WHAT YOU ARE ASKED TO DO: Search the entries below for the word "caption" and copy every line where it appears.

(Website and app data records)
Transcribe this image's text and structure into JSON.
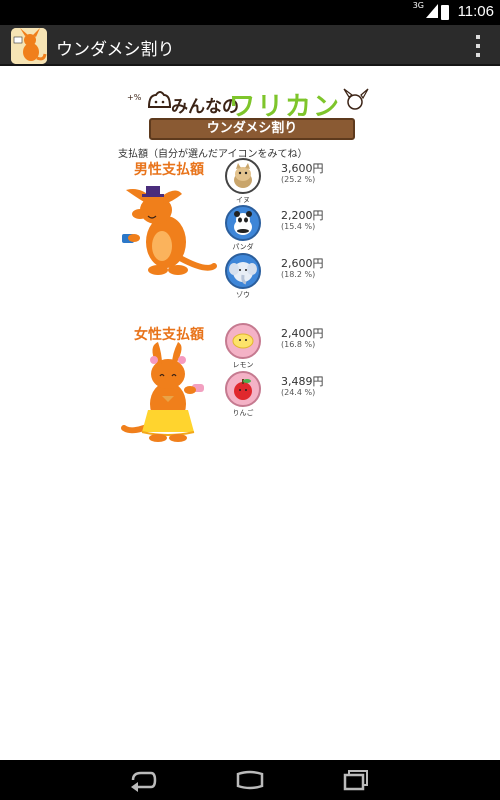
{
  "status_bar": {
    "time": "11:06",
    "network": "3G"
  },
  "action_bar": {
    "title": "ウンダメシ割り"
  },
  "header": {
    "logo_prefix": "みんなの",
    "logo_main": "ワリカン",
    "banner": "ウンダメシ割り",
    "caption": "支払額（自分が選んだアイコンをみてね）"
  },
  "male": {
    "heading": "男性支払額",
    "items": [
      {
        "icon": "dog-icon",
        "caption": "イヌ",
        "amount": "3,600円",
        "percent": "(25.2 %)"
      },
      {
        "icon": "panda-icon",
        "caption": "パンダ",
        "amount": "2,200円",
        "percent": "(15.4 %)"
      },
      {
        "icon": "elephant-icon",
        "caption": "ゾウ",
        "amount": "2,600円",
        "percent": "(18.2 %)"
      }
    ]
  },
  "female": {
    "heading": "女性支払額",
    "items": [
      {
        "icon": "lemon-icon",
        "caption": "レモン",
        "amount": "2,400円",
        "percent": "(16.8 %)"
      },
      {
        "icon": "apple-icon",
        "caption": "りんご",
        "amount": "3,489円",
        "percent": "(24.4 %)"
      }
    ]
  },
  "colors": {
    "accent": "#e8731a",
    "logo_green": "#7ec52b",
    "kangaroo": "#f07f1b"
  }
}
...
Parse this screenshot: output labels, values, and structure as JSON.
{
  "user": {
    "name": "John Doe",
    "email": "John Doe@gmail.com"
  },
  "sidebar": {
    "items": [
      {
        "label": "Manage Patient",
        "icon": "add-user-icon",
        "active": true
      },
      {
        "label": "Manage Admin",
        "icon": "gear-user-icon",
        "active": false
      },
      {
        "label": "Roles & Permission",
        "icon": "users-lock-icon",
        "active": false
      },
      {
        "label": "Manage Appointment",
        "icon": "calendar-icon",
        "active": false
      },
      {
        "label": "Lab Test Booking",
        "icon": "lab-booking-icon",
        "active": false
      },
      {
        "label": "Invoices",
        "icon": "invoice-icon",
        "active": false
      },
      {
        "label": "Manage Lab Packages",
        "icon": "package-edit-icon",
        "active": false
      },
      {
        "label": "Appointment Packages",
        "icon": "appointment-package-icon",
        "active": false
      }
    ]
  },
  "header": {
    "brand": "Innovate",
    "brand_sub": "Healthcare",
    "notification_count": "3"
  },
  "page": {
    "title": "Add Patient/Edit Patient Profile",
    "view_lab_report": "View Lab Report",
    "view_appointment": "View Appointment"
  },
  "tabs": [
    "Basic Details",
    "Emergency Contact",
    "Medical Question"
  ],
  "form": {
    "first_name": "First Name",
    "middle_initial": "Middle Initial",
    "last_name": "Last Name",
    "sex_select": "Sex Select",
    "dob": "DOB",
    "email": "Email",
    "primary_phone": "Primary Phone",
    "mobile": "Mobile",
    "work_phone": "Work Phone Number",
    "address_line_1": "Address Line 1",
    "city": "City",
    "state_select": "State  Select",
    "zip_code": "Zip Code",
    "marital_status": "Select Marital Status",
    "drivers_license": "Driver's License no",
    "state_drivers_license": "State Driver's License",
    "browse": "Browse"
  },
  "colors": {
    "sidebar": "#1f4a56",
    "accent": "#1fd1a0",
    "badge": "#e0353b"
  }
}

REPLY TO THE EXERCISE:
    "caption": "支払額（自分が選んだアイコンをみてね）"
        "caption": "イヌ",
        "caption": "パンダ",
        "caption": "ゾウ",
        "caption": "レモン",
        "caption": "りんご",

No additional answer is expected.